App and web page records:
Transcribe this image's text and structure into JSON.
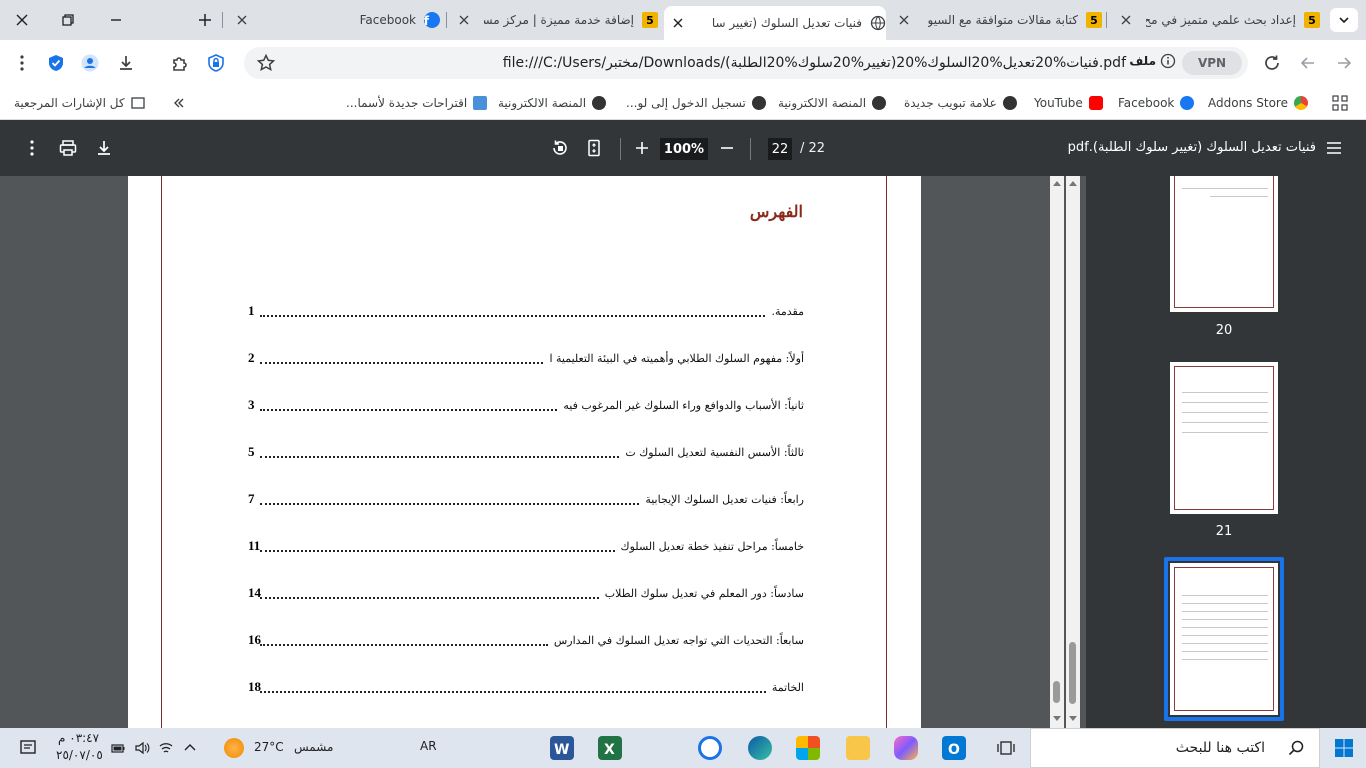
{
  "tabs": [
    {
      "title": "إعداد بحث علمي متميز في مح",
      "fav": "5"
    },
    {
      "title": "كتابة مقالات متوافقة مع السيو",
      "fav": "5"
    },
    {
      "title": "فنيات تعديل السلوك (تغيير سا",
      "fav": ""
    },
    {
      "title": "إضافة خدمة مميزة | مركز مسا",
      "fav": "5"
    },
    {
      "title": "Facebook",
      "fav": ""
    }
  ],
  "address": {
    "url": "file:///C:/Users/مختبر/Downloads/فنيات%20تعديل%20السلوك%20(تغيير%20سلوك%20الطلبة).pdf",
    "file_label": "ملف",
    "vpn": "VPN"
  },
  "bookmarks": [
    {
      "label": "Addons Store",
      "color": "#f4a300"
    },
    {
      "label": "Facebook",
      "color": "#1877f2"
    },
    {
      "label": "YouTube",
      "color": "#ff0000"
    },
    {
      "label": "علامة تبويب جديدة",
      "color": "#333333"
    },
    {
      "label": "المنصة الالكترونية",
      "color": "#333333"
    },
    {
      "label": "تسجيل الدخول إلى لو...",
      "color": "#333333"
    },
    {
      "label": "المنصة الالكترونية",
      "color": "#333333"
    },
    {
      "label": "اقتراحات جديدة لأسما...",
      "color": "#4a90d9"
    }
  ],
  "all_bookmarks": "كل الإشارات المرجعية",
  "pdf": {
    "title": "فنيات تعديل السلوك (تغيير سلوك الطلبة).pdf",
    "page_current": "22",
    "page_total": "/ 22",
    "zoom": "100%"
  },
  "toc": {
    "title": "الفهرس",
    "rows": [
      {
        "text": "مقدمة.",
        "page": "1"
      },
      {
        "text": "أولاً: مفهوم السلوك الطلابي وأهميته في البيئة التعليمية ا",
        "page": "2"
      },
      {
        "text": "ثانياً: الأسباب والدوافع وراء السلوك غير المرغوب فيه",
        "page": "3"
      },
      {
        "text": "ثالثاً: الأسس النفسية لتعديل السلوك ت",
        "page": "5"
      },
      {
        "text": "رابعاً: فنيات تعديل السلوك الإيجابية",
        "page": "7"
      },
      {
        "text": "خامساً: مراحل تنفيذ خطة تعديل السلوك",
        "page": "11"
      },
      {
        "text": "سادساً: دور المعلم في تعديل سلوك الطلاب",
        "page": "14"
      },
      {
        "text": "سابعاً: التحديات التي تواجه تعديل السلوك في المدارس",
        "page": "16"
      },
      {
        "text": "الخاتمة",
        "page": "18"
      }
    ]
  },
  "thumbnails": [
    {
      "label": "20"
    },
    {
      "label": "21"
    },
    {
      "label": ""
    }
  ],
  "taskbar": {
    "search_placeholder": "اكتب هنا للبحث",
    "lang": "AR",
    "weather_temp": "27°C",
    "weather_text": "مشمس",
    "time": "٠٣:٤٧ م",
    "date": "٢٥/٠٧/٠٥"
  }
}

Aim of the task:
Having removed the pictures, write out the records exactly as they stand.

Exercise output:
Transcribe this image's text and structure into JSON.
{
  "tabs": [
    {
      "title": "إعداد بحث علمي متميز في مح",
      "fav": "5"
    },
    {
      "title": "كتابة مقالات متوافقة مع السيو",
      "fav": "5"
    },
    {
      "title": "فنيات تعديل السلوك (تغيير سا",
      "fav": ""
    },
    {
      "title": "إضافة خدمة مميزة | مركز مسا",
      "fav": "5"
    },
    {
      "title": "Facebook",
      "fav": ""
    }
  ],
  "address": {
    "url": "file:///C:/Users/مختبر/Downloads/فنيات%20تعديل%20السلوك%20(تغيير%20سلوك%20الطلبة).pdf",
    "file_label": "ملف",
    "vpn": "VPN"
  },
  "bookmarks": [
    {
      "label": "Addons Store",
      "color": "#f4a300"
    },
    {
      "label": "Facebook",
      "color": "#1877f2"
    },
    {
      "label": "YouTube",
      "color": "#ff0000"
    },
    {
      "label": "علامة تبويب جديدة",
      "color": "#333333"
    },
    {
      "label": "المنصة الالكترونية",
      "color": "#333333"
    },
    {
      "label": "تسجيل الدخول إلى لو...",
      "color": "#333333"
    },
    {
      "label": "المنصة الالكترونية",
      "color": "#333333"
    },
    {
      "label": "اقتراحات جديدة لأسما...",
      "color": "#4a90d9"
    }
  ],
  "all_bookmarks": "كل الإشارات المرجعية",
  "pdf": {
    "title": "فنيات تعديل السلوك (تغيير سلوك الطلبة).pdf",
    "page_current": "22",
    "page_total": "/ 22",
    "zoom": "100%"
  },
  "toc": {
    "title": "الفهرس",
    "rows": [
      {
        "text": "مقدمة.",
        "page": "1"
      },
      {
        "text": "أولاً: مفهوم السلوك الطلابي وأهميته في البيئة التعليمية ا",
        "page": "2"
      },
      {
        "text": "ثانياً: الأسباب والدوافع وراء السلوك غير المرغوب فيه",
        "page": "3"
      },
      {
        "text": "ثالثاً: الأسس النفسية لتعديل السلوك ت",
        "page": "5"
      },
      {
        "text": "رابعاً: فنيات تعديل السلوك الإيجابية",
        "page": "7"
      },
      {
        "text": "خامساً: مراحل تنفيذ خطة تعديل السلوك",
        "page": "11"
      },
      {
        "text": "سادساً: دور المعلم في تعديل سلوك الطلاب",
        "page": "14"
      },
      {
        "text": "سابعاً: التحديات التي تواجه تعديل السلوك في المدارس",
        "page": "16"
      },
      {
        "text": "الخاتمة",
        "page": "18"
      }
    ]
  },
  "thumbnails": [
    {
      "label": "20"
    },
    {
      "label": "21"
    },
    {
      "label": ""
    }
  ],
  "taskbar": {
    "search_placeholder": "اكتب هنا للبحث",
    "lang": "AR",
    "weather_temp": "27°C",
    "weather_text": "مشمس",
    "time": "٠٣:٤٧ م",
    "date": "٢٥/٠٧/٠٥"
  }
}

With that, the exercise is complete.